# Instructions to follow:
Whenever the string "JSON" turns up in a line of the data below, copy that line.

(Stored entries)
____________________

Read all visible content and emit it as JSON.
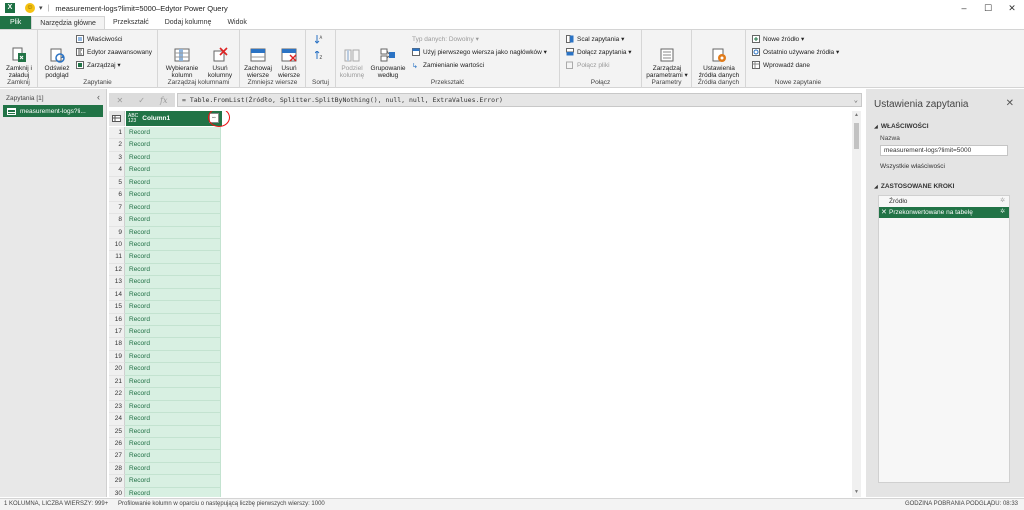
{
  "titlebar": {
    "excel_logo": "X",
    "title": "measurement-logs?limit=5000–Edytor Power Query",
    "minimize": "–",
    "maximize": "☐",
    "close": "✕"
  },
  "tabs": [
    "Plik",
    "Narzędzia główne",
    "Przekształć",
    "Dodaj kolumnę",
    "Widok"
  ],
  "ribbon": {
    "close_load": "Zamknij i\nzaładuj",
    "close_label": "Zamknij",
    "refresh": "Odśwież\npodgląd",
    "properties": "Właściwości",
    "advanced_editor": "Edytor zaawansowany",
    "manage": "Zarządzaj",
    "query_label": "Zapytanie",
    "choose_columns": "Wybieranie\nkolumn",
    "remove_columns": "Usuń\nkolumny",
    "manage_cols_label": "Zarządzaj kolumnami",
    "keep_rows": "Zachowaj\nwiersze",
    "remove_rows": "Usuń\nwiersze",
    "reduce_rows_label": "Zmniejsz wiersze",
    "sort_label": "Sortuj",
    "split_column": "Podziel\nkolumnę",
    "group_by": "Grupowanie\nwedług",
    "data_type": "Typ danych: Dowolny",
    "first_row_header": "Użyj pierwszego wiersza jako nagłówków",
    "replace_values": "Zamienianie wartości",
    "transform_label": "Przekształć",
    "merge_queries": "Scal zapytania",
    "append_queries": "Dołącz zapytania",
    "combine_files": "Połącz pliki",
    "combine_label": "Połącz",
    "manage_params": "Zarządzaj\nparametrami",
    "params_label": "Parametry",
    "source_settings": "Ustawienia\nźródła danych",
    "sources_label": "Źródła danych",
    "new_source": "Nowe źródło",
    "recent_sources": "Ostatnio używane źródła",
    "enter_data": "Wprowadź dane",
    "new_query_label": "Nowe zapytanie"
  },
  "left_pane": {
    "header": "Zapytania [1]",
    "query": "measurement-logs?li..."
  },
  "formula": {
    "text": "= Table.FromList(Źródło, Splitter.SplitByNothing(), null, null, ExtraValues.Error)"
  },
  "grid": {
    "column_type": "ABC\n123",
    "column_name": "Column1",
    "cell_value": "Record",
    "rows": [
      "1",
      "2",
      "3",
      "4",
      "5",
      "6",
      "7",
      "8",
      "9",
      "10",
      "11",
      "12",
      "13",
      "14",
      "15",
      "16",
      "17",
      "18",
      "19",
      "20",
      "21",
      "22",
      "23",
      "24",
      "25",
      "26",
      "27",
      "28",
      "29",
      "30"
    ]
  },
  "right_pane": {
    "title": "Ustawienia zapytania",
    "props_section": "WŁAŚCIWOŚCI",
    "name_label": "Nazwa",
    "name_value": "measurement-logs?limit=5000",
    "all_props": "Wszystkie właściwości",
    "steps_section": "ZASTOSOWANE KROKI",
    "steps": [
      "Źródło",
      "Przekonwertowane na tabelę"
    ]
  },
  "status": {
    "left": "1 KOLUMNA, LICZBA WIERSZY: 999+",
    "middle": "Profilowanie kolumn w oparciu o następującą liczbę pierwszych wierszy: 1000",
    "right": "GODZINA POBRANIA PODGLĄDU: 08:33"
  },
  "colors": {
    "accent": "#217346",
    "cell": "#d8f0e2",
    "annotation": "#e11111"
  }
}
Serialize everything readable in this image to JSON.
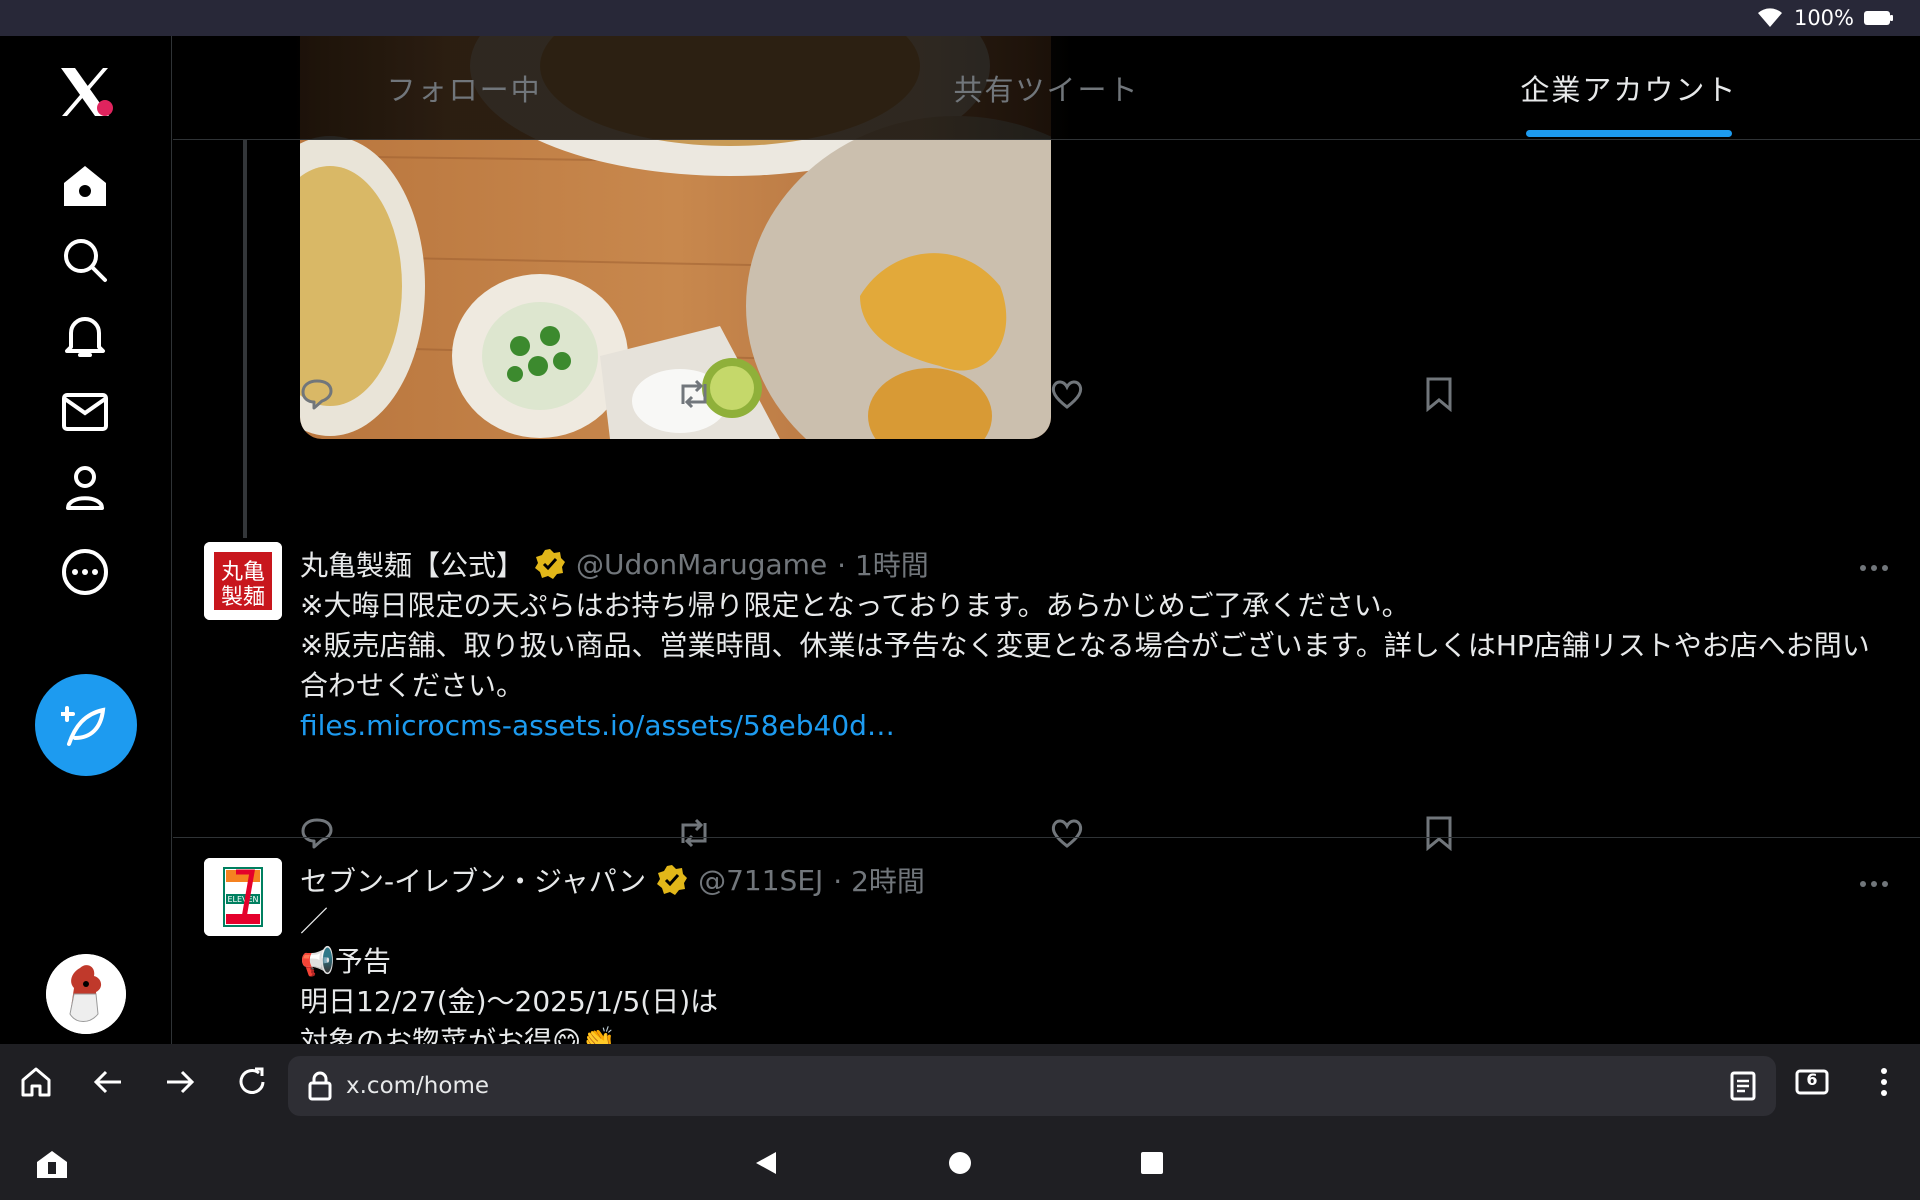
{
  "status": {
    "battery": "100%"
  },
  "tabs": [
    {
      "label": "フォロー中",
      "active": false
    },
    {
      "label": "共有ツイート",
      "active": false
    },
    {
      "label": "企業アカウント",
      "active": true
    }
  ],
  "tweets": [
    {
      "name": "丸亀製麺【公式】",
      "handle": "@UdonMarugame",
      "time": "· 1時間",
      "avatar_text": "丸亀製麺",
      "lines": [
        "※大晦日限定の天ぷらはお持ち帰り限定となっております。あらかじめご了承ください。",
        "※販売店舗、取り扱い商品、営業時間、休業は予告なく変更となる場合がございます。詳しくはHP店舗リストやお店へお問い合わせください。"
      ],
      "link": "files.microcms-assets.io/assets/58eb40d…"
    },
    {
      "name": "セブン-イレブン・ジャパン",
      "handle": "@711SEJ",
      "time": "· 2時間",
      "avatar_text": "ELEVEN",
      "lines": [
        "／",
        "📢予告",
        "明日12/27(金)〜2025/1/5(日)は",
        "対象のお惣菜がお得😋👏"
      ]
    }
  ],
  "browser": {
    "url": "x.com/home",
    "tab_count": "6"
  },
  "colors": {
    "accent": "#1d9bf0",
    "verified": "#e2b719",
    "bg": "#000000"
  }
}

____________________

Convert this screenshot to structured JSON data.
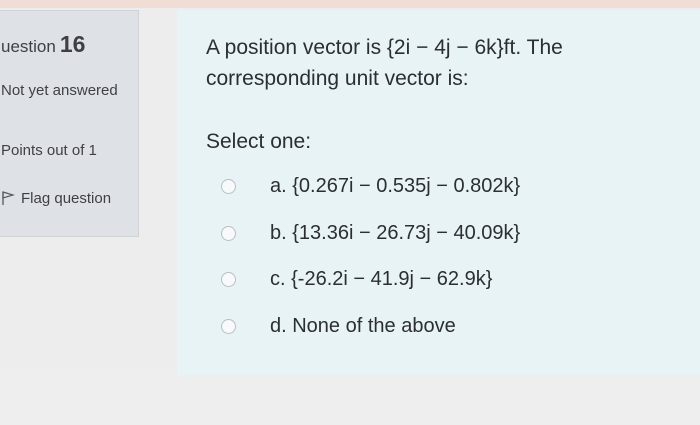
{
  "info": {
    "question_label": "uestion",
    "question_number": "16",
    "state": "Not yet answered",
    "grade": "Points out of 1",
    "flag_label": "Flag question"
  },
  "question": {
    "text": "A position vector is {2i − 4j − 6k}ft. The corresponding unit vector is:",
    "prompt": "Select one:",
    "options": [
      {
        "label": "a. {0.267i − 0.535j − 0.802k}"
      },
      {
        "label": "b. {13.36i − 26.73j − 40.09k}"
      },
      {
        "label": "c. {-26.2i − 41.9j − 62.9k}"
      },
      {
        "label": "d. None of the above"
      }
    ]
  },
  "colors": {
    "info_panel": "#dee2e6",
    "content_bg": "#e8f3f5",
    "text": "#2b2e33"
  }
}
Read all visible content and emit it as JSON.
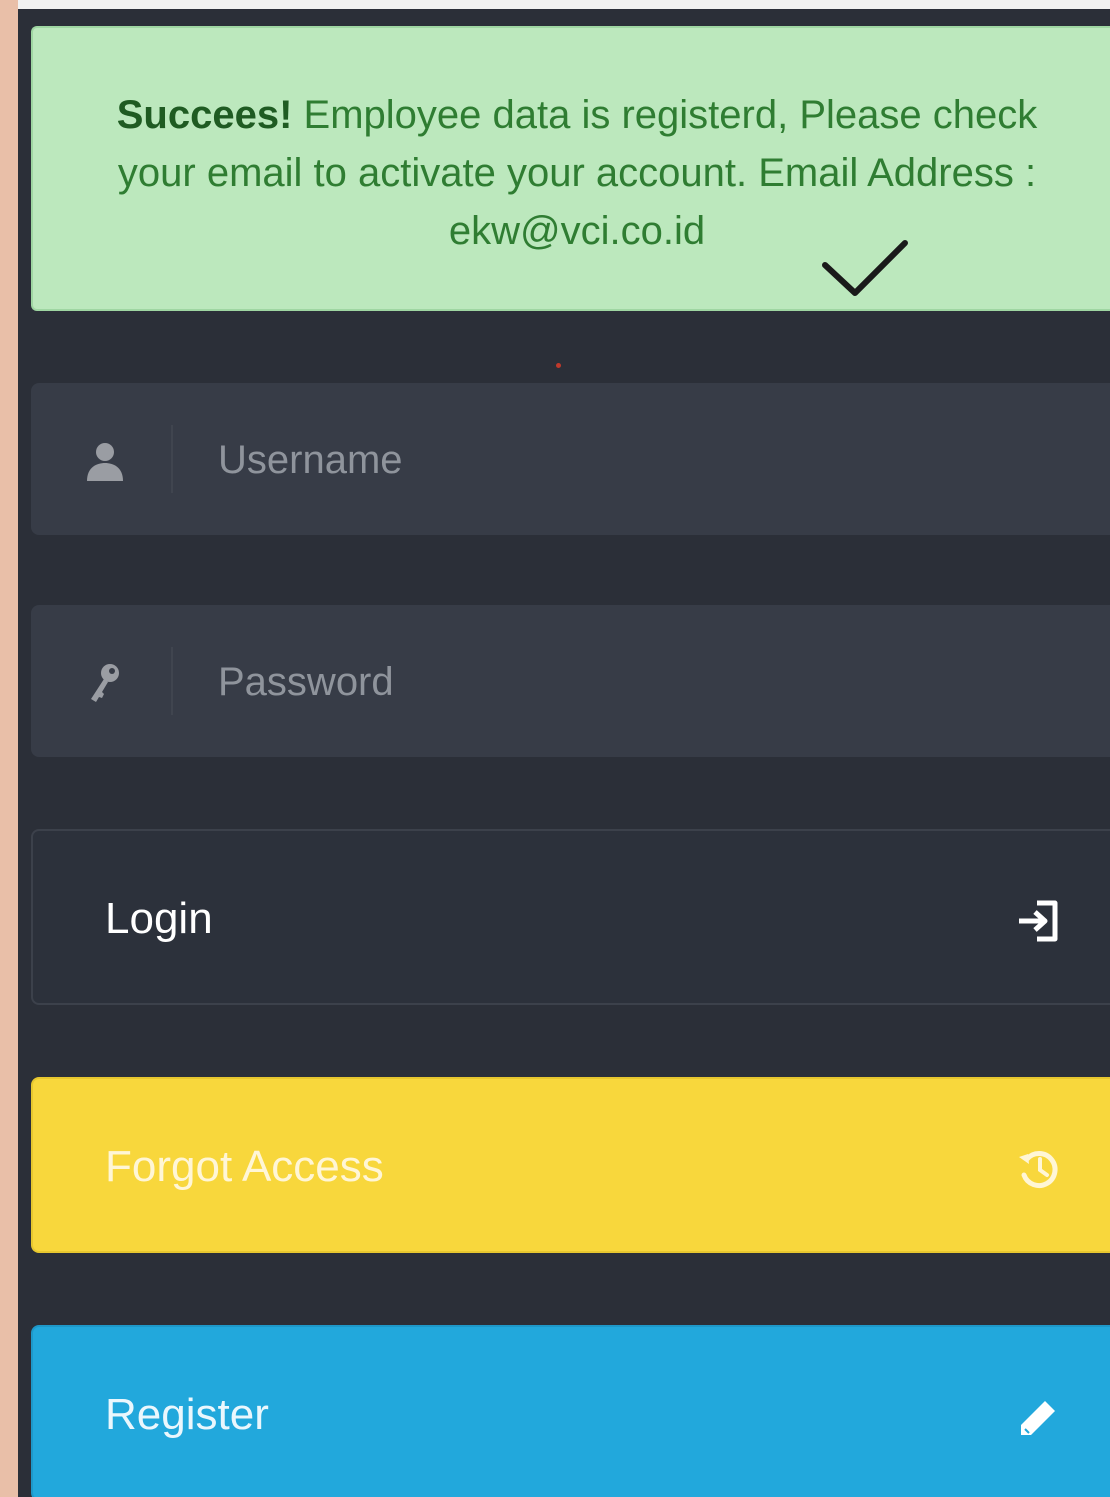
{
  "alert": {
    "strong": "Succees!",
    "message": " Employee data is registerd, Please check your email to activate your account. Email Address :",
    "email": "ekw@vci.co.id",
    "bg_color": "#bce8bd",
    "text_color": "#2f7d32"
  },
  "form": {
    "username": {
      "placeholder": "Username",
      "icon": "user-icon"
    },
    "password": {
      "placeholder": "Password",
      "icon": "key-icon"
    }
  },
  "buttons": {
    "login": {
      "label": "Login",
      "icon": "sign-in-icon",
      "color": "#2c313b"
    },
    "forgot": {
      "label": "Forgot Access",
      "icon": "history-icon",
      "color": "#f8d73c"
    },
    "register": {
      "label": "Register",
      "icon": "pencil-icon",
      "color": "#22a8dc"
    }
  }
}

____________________

# Written reply:
Read all visible content and emit it as JSON.
Serialize everything readable in this image to JSON.
Convert this screenshot to structured JSON data.
Read all visible content and emit it as JSON.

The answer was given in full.